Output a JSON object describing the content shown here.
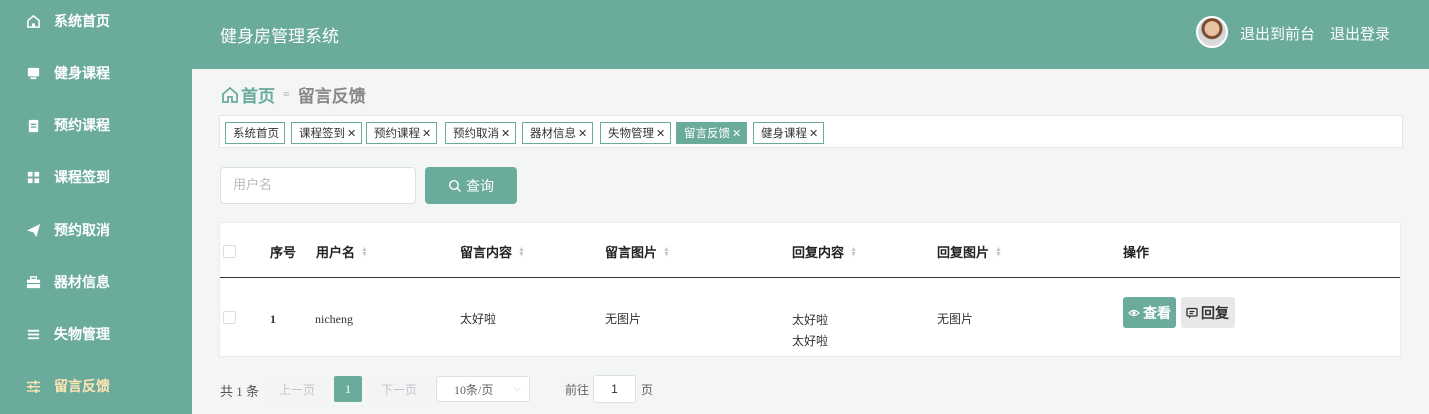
{
  "sidebar": {
    "items": [
      {
        "label": "系统首页",
        "icon": "home-icon"
      },
      {
        "label": "健身课程",
        "icon": "monitor-icon"
      },
      {
        "label": "预约课程",
        "icon": "clipboard-icon"
      },
      {
        "label": "课程签到",
        "icon": "grid-icon"
      },
      {
        "label": "预约取消",
        "icon": "send-icon"
      },
      {
        "label": "器材信息",
        "icon": "toolbox-icon"
      },
      {
        "label": "失物管理",
        "icon": "list-icon"
      },
      {
        "label": "留言反馈",
        "icon": "sliders-icon",
        "active": true
      }
    ]
  },
  "header": {
    "title": "健身房管理系统",
    "front_link": "退出到前台",
    "logout_link": "退出登录"
  },
  "breadcrumb": {
    "home": "首页",
    "current": "留言反馈"
  },
  "tags": [
    {
      "label": "系统首页",
      "closable": false
    },
    {
      "label": "课程签到",
      "closable": true
    },
    {
      "label": "预约课程",
      "closable": true
    },
    {
      "label": "预约取消",
      "closable": true
    },
    {
      "label": "器材信息",
      "closable": true
    },
    {
      "label": "失物管理",
      "closable": true
    },
    {
      "label": "留言反馈",
      "closable": true,
      "active": true
    },
    {
      "label": "健身课程",
      "closable": true
    }
  ],
  "search": {
    "placeholder": "用户名",
    "button_label": "查询"
  },
  "table": {
    "columns": [
      "序号",
      "用户名",
      "留言内容",
      "留言图片",
      "回复内容",
      "回复图片",
      "操作"
    ],
    "rows": [
      {
        "index": "1",
        "username": "nicheng",
        "content": "太好啦",
        "image": "无图片",
        "reply_lines": [
          "太好啦",
          "太好啦"
        ],
        "reply_image": "无图片"
      }
    ],
    "actions": {
      "view": "查看",
      "reply": "回复"
    }
  },
  "pagination": {
    "total": "共 1 条",
    "prev": "上一页",
    "current_page": "1",
    "next": "下一页",
    "page_size": "10条/页",
    "goto_label": "前往",
    "goto_value": "1",
    "page_suffix": "页"
  },
  "colors": {
    "primary": "#6aab9c",
    "active_menu_text": "#ffe5b4"
  }
}
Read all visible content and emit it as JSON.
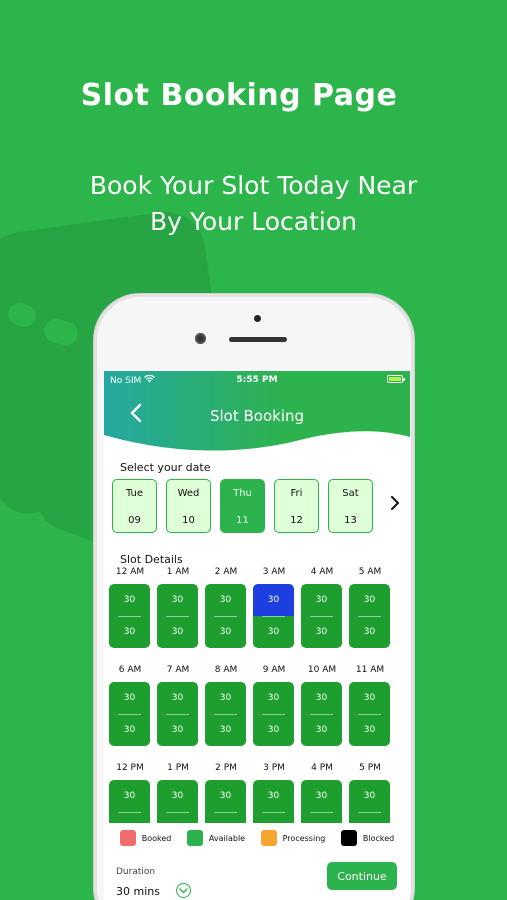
{
  "hero": {
    "title": "Slot Booking Page",
    "subtitle_line1": "Book Your Slot Today Near",
    "subtitle_line2": "By Your Location"
  },
  "status_bar": {
    "carrier": "No SIM",
    "time": "5:55 PM"
  },
  "header": {
    "title": "Slot Booking",
    "back_icon": "chevron-left-icon"
  },
  "date_section": {
    "label": "Select your date",
    "dates": [
      {
        "day": "Tue",
        "date": "09",
        "selected": false
      },
      {
        "day": "Wed",
        "date": "10",
        "selected": false
      },
      {
        "day": "Thu",
        "date": "11",
        "selected": true
      },
      {
        "day": "Fri",
        "date": "12",
        "selected": false
      },
      {
        "day": "Sat",
        "date": "13",
        "selected": false
      }
    ],
    "next_icon": "chevron-right-icon"
  },
  "slot_section": {
    "label": "Slot Details",
    "rows": [
      {
        "hours": [
          "12 AM",
          "1 AM",
          "2 AM",
          "3 AM",
          "4 AM",
          "5 AM"
        ]
      },
      {
        "hours": [
          "6 AM",
          "7 AM",
          "8 AM",
          "9 AM",
          "10 AM",
          "11 AM"
        ]
      },
      {
        "hours": [
          "12 PM",
          "1 PM",
          "2 PM",
          "3 PM",
          "4 PM",
          "5 PM"
        ]
      }
    ],
    "half_label": "30",
    "highlighted": {
      "row": 0,
      "col": 3,
      "half": "top"
    }
  },
  "legend": [
    {
      "label": "Booked",
      "color": "#f26b6b"
    },
    {
      "label": "Available",
      "color": "#2db34d"
    },
    {
      "label": "Processing",
      "color": "#f7a531"
    },
    {
      "label": "Blocked",
      "color": "#000000"
    }
  ],
  "footer": {
    "duration_label": "Duration",
    "duration_value": "30 mins",
    "continue_label": "Continue"
  },
  "colors": {
    "brand": "#2cb54a",
    "slot_available": "#1e9e2e",
    "slot_selected": "#1e3fe0"
  }
}
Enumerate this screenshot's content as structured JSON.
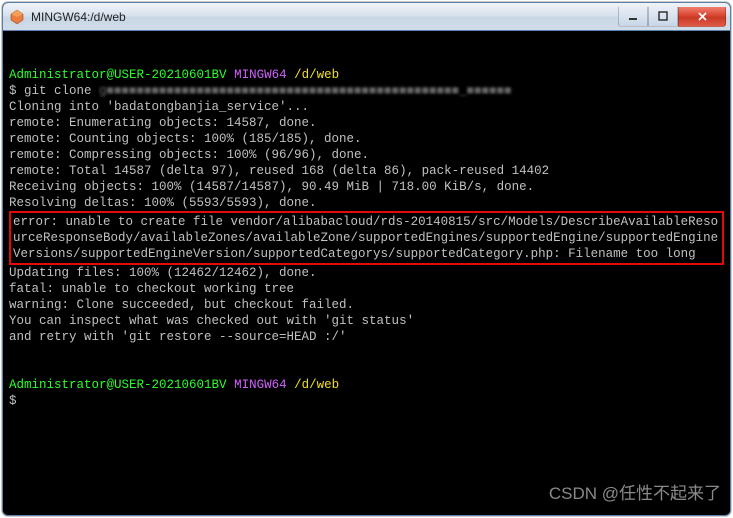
{
  "window": {
    "title": "MINGW64:/d/web"
  },
  "prompt": {
    "userhost": "Administrator@USER-20210601BV",
    "env": "MINGW64",
    "path": "/d/web"
  },
  "cmd": {
    "prefix": "$ git clone ",
    "url_blurred": "g■■■■■■■■■■■■■■■■■■■■■■■■■■■■■■■■■■■■■■■■■■■■■■■_■■■■■■"
  },
  "lines": {
    "l1": "Cloning into 'badatongbanjia_service'...",
    "l2": "remote: Enumerating objects: 14587, done.",
    "l3": "remote: Counting objects: 100% (185/185), done.",
    "l4": "remote: Compressing objects: 100% (96/96), done.",
    "l5": "remote: Total 14587 (delta 97), reused 168 (delta 86), pack-reused 14402",
    "l6": "Receiving objects: 100% (14587/14587), 90.49 MiB | 718.00 KiB/s, done.",
    "l7": "Resolving deltas: 100% (5593/5593), done.",
    "err": "error: unable to create file vendor/alibabacloud/rds-20140815/src/Models/DescribeAvailableResourceResponseBody/availableZones/availableZone/supportedEngines/supportedEngine/supportedEngineVersions/supportedEngineVersion/supportedCategorys/supportedCategory.php: Filename too long",
    "l8": "Updating files: 100% (12462/12462), done.",
    "l9": "fatal: unable to checkout working tree",
    "l10": "warning: Clone succeeded, but checkout failed.",
    "l11": "You can inspect what was checked out with 'git status'",
    "l12": "and retry with 'git restore --source=HEAD :/'",
    "blank": "",
    "dollar": "$"
  },
  "watermark": "CSDN @任性不起来了"
}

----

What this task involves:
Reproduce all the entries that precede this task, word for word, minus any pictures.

Solution for this task:
Output a JSON object describing the content shown here.
{
  "sidebar": {
    "items": [
      {
        "label": "系统首页",
        "icon": "home-icon"
      },
      {
        "label": "健身课程",
        "icon": "monitor-icon"
      },
      {
        "label": "预约课程",
        "icon": "clipboard-icon"
      },
      {
        "label": "课程签到",
        "icon": "grid-icon"
      },
      {
        "label": "预约取消",
        "icon": "send-icon"
      },
      {
        "label": "器材信息",
        "icon": "toolbox-icon"
      },
      {
        "label": "失物管理",
        "icon": "list-icon"
      },
      {
        "label": "留言反馈",
        "icon": "sliders-icon",
        "active": true
      }
    ]
  },
  "header": {
    "title": "健身房管理系统",
    "front_link": "退出到前台",
    "logout_link": "退出登录"
  },
  "breadcrumb": {
    "home": "首页",
    "current": "留言反馈"
  },
  "tags": [
    {
      "label": "系统首页",
      "closable": false
    },
    {
      "label": "课程签到",
      "closable": true
    },
    {
      "label": "预约课程",
      "closable": true
    },
    {
      "label": "预约取消",
      "closable": true
    },
    {
      "label": "器材信息",
      "closable": true
    },
    {
      "label": "失物管理",
      "closable": true
    },
    {
      "label": "留言反馈",
      "closable": true,
      "active": true
    },
    {
      "label": "健身课程",
      "closable": true
    }
  ],
  "search": {
    "placeholder": "用户名",
    "button_label": "查询"
  },
  "table": {
    "columns": [
      "序号",
      "用户名",
      "留言内容",
      "留言图片",
      "回复内容",
      "回复图片",
      "操作"
    ],
    "rows": [
      {
        "index": "1",
        "username": "nicheng",
        "content": "太好啦",
        "image": "无图片",
        "reply_lines": [
          "太好啦",
          "太好啦"
        ],
        "reply_image": "无图片"
      }
    ],
    "actions": {
      "view": "查看",
      "reply": "回复"
    }
  },
  "pagination": {
    "total": "共 1 条",
    "prev": "上一页",
    "current_page": "1",
    "next": "下一页",
    "page_size": "10条/页",
    "goto_label": "前往",
    "goto_value": "1",
    "page_suffix": "页"
  },
  "colors": {
    "primary": "#6aab9c",
    "active_menu_text": "#ffe5b4"
  }
}
Read all visible content and emit it as JSON.
{
  "hero": {
    "title": "Slot Booking Page",
    "subtitle_line1": "Book Your Slot Today Near",
    "subtitle_line2": "By Your Location"
  },
  "status_bar": {
    "carrier": "No SIM",
    "time": "5:55 PM"
  },
  "header": {
    "title": "Slot Booking",
    "back_icon": "chevron-left-icon"
  },
  "date_section": {
    "label": "Select your date",
    "dates": [
      {
        "day": "Tue",
        "date": "09",
        "selected": false
      },
      {
        "day": "Wed",
        "date": "10",
        "selected": false
      },
      {
        "day": "Thu",
        "date": "11",
        "selected": true
      },
      {
        "day": "Fri",
        "date": "12",
        "selected": false
      },
      {
        "day": "Sat",
        "date": "13",
        "selected": false
      }
    ],
    "next_icon": "chevron-right-icon"
  },
  "slot_section": {
    "label": "Slot Details",
    "rows": [
      {
        "hours": [
          "12 AM",
          "1 AM",
          "2 AM",
          "3 AM",
          "4 AM",
          "5 AM"
        ]
      },
      {
        "hours": [
          "6 AM",
          "7 AM",
          "8 AM",
          "9 AM",
          "10 AM",
          "11 AM"
        ]
      },
      {
        "hours": [
          "12 PM",
          "1 PM",
          "2 PM",
          "3 PM",
          "4 PM",
          "5 PM"
        ]
      }
    ],
    "half_label": "30",
    "highlighted": {
      "row": 0,
      "col": 3,
      "half": "top"
    }
  },
  "legend": [
    {
      "label": "Booked",
      "color": "#f26b6b"
    },
    {
      "label": "Available",
      "color": "#2db34d"
    },
    {
      "label": "Processing",
      "color": "#f7a531"
    },
    {
      "label": "Blocked",
      "color": "#000000"
    }
  ],
  "footer": {
    "duration_label": "Duration",
    "duration_value": "30 mins",
    "continue_label": "Continue"
  },
  "colors": {
    "brand": "#2cb54a",
    "slot_available": "#1e9e2e",
    "slot_selected": "#1e3fe0"
  }
}
Enumerate this screenshot's content as structured JSON.
{
  "window": {
    "title": "MINGW64:/d/web"
  },
  "prompt": {
    "userhost": "Administrator@USER-20210601BV",
    "env": "MINGW64",
    "path": "/d/web"
  },
  "cmd": {
    "prefix": "$ git clone ",
    "url_blurred": "g■■■■■■■■■■■■■■■■■■■■■■■■■■■■■■■■■■■■■■■■■■■■■■■_■■■■■■"
  },
  "lines": {
    "l1": "Cloning into 'badatongbanjia_service'...",
    "l2": "remote: Enumerating objects: 14587, done.",
    "l3": "remote: Counting objects: 100% (185/185), done.",
    "l4": "remote: Compressing objects: 100% (96/96), done.",
    "l5": "remote: Total 14587 (delta 97), reused 168 (delta 86), pack-reused 14402",
    "l6": "Receiving objects: 100% (14587/14587), 90.49 MiB | 718.00 KiB/s, done.",
    "l7": "Resolving deltas: 100% (5593/5593), done.",
    "err": "error: unable to create file vendor/alibabacloud/rds-20140815/src/Models/DescribeAvailableResourceResponseBody/availableZones/availableZone/supportedEngines/supportedEngine/supportedEngineVersions/supportedEngineVersion/supportedCategorys/supportedCategory.php: Filename too long",
    "l8": "Updating files: 100% (12462/12462), done.",
    "l9": "fatal: unable to checkout working tree",
    "l10": "warning: Clone succeeded, but checkout failed.",
    "l11": "You can inspect what was checked out with 'git status'",
    "l12": "and retry with 'git restore --source=HEAD :/'",
    "blank": "",
    "dollar": "$"
  },
  "watermark": "CSDN @任性不起来了"
}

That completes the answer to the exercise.